Introduction - Renaissance to Enlightenment • 1300–1800

The Literature Book: Big Ideas Simply Explained - James Canton 2016

Renaissance to Enlightenment • 1300–1800

From the early 14th century, the cultural movement known as the Renaissance began to spread across Europe from the Italian city of Florence. It was marked by a change from medieval attitudes — which were dominated by the dogma of the Christian Church — to a far more humanist perspective that was inspired by a rediscovery of ancient Greek and Roman philosophy and culture. But this was more than a simple rebirth of classical ideas — the period was also a time of innovation.


The epic and the everyday

In literature, although inspiration came from classical style and forms, writers chose to work in vernacular languages, as opposed to Latin or Greek, and to create their own stories rather than retell those of the past. Among the first to write in this way was the Florentine poet Dante Alighieri, whose The Divine Comedy was not only an epic poetic journey through the afterlife but also served as an allegory for the contemporary world.

At the same time, other writers chose to turn away from the realm of epics and legends altogether, and focus on the lives, autonomy, and ingenuity of ordinary people. In The Decameron, published in 1353, Giovanni Boccaccio presented a collection of 100 “novellas” in prose in the Florentine vernacular. Shortly afterwards Geoffrey Chaucer wrote a similar collection of stories, The Canterbury Tales. Both works contained a variety of tales of everyday life — from love stories to moral parables. With their discussions of human vices, accounts of licentiousness, and bawdy practical jokes, they soon became popular reading.

The birth of the novel

In the 15th century, the invention of Gutenberg’s printing press hastened the spread of ideas, and this technology also made it easier to cater to audiences in vernacular languages. Popular demand for books had been stimulated in particular by the prose storytelling of Boccaccio and Chaucer. From these early stories emerged a form of literature as a long, prose narrative that is now ubiquitous, but was then very much “novel”.

During the 16th century, prose narratives gradually replaced the epic poem as the predominant literary form in most of Europe, and readers particularly responded to humorous stories, such as François Rabelais’ satirical adventures of Gargantua and Pantagruel. Miguel de Cervantes of Spain continued in this tradition, albeit with a gentler wit, in Don Quixote. However, Cervantes’ satire about chivalry has a more serious undercurrent, and rather than a hero, the eponymous knight is depicted as all too human. Don Quixote is often considered to be the first modern novel, or at least the first European novel — China’s four great classical novels and Japan’s The Tale of Genji were all written much earlier.

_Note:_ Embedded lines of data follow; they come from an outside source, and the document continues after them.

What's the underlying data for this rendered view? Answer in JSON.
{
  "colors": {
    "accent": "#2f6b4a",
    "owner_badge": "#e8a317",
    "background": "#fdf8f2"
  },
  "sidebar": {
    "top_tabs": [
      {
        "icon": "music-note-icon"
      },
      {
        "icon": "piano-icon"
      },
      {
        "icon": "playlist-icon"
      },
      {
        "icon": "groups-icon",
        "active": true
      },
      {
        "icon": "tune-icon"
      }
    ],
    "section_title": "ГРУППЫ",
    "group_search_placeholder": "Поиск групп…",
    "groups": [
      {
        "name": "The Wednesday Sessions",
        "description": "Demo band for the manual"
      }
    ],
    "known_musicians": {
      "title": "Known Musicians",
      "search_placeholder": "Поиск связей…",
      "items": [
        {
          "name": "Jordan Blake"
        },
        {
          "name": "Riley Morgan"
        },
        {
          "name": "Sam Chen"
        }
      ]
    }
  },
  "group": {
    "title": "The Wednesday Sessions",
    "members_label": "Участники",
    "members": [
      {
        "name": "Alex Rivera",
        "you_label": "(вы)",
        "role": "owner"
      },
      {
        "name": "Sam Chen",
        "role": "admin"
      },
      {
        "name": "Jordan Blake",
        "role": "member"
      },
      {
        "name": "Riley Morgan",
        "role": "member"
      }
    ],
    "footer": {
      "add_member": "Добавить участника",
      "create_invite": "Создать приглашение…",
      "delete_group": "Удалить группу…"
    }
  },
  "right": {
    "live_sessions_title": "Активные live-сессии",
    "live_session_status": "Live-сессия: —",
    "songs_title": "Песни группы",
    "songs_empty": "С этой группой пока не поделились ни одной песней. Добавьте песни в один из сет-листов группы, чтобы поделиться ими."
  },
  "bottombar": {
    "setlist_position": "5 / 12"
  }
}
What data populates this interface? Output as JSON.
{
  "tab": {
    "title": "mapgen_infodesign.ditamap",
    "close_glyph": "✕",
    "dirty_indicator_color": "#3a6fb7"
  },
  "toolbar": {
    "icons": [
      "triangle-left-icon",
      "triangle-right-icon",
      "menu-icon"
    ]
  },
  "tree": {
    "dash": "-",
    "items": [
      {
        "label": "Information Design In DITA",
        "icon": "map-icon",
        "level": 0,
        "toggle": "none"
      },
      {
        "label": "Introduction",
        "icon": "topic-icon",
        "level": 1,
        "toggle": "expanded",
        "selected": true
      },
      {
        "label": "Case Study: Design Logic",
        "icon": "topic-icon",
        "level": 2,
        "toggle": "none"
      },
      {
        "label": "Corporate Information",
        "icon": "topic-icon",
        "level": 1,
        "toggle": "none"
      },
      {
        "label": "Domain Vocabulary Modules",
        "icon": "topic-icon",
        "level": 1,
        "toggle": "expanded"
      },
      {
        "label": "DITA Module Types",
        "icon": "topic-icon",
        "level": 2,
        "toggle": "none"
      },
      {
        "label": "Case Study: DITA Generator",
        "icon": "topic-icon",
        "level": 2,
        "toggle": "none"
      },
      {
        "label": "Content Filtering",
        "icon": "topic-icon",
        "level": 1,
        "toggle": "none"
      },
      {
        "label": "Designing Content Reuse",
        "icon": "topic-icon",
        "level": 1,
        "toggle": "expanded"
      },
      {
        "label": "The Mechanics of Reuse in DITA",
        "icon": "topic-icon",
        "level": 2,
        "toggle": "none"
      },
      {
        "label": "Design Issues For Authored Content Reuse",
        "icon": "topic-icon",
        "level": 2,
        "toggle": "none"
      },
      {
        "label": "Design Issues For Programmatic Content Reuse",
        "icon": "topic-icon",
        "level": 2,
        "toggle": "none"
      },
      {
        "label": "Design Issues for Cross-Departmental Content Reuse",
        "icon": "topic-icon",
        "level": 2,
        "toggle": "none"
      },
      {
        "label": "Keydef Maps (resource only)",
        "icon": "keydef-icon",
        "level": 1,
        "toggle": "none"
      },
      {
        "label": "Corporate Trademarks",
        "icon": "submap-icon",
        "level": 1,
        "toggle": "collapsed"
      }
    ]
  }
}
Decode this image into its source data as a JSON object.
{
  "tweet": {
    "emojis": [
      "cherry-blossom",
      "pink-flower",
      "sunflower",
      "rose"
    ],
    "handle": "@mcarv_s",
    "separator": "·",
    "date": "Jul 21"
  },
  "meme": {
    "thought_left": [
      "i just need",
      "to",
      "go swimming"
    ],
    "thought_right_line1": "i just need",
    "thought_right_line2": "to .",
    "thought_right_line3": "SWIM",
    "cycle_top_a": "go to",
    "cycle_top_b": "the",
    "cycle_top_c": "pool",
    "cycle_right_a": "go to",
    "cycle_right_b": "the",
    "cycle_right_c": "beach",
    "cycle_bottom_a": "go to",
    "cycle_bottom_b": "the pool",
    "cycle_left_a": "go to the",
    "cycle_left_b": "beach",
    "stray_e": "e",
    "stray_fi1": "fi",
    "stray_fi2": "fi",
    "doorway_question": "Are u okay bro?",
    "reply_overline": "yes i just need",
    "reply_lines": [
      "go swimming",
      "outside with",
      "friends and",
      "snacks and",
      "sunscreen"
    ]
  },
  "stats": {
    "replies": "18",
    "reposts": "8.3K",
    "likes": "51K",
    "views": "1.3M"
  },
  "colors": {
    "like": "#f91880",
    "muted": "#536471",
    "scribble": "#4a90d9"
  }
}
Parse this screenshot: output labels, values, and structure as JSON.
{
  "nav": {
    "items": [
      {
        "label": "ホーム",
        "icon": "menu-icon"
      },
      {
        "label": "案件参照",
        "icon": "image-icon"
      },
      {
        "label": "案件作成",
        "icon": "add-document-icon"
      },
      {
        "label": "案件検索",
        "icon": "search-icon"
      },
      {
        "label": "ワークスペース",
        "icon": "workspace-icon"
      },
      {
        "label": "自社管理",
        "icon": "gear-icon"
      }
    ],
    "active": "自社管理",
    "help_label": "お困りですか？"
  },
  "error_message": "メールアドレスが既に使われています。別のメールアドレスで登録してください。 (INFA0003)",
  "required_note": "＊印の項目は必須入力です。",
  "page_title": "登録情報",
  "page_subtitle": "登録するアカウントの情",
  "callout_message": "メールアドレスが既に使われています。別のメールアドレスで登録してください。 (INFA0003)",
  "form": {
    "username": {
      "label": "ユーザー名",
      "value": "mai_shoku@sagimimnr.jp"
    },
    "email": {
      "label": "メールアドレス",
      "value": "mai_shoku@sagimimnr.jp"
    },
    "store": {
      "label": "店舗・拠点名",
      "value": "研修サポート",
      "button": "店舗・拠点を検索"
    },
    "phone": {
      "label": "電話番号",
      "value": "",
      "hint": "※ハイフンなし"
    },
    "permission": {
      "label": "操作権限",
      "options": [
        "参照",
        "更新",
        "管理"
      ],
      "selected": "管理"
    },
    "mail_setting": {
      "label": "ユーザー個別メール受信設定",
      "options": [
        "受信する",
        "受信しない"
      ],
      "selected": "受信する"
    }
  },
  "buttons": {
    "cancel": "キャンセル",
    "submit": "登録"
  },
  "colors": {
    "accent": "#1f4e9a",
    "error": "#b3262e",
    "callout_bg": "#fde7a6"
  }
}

Life on stage and page

In England, the prose narrative took longer to capture popular attention. Poets such as Edmund Spenser and John Milton continued to reinterpret the epic poem, but it was the theatre that most attracted the public. The plays of Christopher Marlowe and Ben Jonson built on the ideas of Greek tragedy and comedy with their dramas, but even they were eclipsed by Shakespeare’s mastery of the form, which allowed him to depict very human characters in a catalogue of comedies, histories, and tragedies.

Novels began to appear in England soon after Shakespeare, and rapidly overtook the theatre in popularity. From the start, English novelists such as Daniel Defoe and Henry Fielding presented believable characters in their novels, which contain vivid descriptions of time and place that give the works a degree of realism. Defoe’s Robinson Crusoe professes to be a “true” autobiographical account. Both Laurence Sterne’s comic Tristram Shandy and Jonathan Swift’s fantastical Gulliver’s Travels also use the autobiographical voice, but do so in ways that test the reader’s willingness to believe the narrator.

In 17th-century France, the theatre was also at the heart of literature, and was even more indebted to classical models than in England, with Jean Racine and Pierre Corneille striving to follow the “rules” of Greek drama. However, the public tended to call the tune, and it was Molière’s comedies of manners that seemed more in keeping with the times. Poking fun at the contemporary mores continued to be a part of the French literary scene in the 18th century, with Enlightenment philosophers such as Voltaire wittily satirizing the conventions of the establishment.